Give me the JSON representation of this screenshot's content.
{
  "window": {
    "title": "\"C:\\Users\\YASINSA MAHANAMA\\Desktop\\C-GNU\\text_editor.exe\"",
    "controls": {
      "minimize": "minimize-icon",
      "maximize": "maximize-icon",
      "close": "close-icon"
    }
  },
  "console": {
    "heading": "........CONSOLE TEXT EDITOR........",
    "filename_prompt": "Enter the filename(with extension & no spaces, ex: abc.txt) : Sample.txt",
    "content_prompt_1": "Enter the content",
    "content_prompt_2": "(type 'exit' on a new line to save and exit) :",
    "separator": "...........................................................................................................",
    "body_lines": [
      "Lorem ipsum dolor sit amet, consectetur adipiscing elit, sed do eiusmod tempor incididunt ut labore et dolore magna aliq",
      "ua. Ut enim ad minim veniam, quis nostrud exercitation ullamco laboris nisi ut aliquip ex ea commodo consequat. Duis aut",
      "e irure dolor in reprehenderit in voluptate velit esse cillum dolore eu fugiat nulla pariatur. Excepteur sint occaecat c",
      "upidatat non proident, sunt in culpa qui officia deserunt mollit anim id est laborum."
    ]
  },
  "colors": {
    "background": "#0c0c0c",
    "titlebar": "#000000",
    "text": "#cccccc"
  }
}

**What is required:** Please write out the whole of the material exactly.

**Answer:**
Give me the JSON representation of this screenshot's content.
{
  "window": {
    "title": "\"C:\\Users\\YASINSA MAHANAMA\\Desktop\\C-GNU\\text_editor.exe\"",
    "controls": {
      "minimize": "minimize-icon",
      "maximize": "maximize-icon",
      "close": "close-icon"
    }
  },
  "console": {
    "heading": "........CONSOLE TEXT EDITOR........",
    "filename_prompt": "Enter the filename(with extension & no spaces, ex: abc.txt) : Sample.txt",
    "content_prompt_1": "Enter the content",
    "content_prompt_2": "(type 'exit' on a new line to save and exit) :",
    "separator": "...........................................................................................................",
    "body_lines": [
      "Lorem ipsum dolor sit amet, consectetur adipiscing elit, sed do eiusmod tempor incididunt ut labore et dolore magna aliq",
      "ua. Ut enim ad minim veniam, quis nostrud exercitation ullamco laboris nisi ut aliquip ex ea commodo consequat. Duis aut",
      "e irure dolor in reprehenderit in voluptate velit esse cillum dolore eu fugiat nulla pariatur. Excepteur sint occaecat c",
      "upidatat non proident, sunt in culpa qui officia deserunt mollit anim id est laborum."
    ]
  },
  "colors": {
    "background": "#0c0c0c",
    "titlebar": "#000000",
    "text": "#cccccc"
  }
}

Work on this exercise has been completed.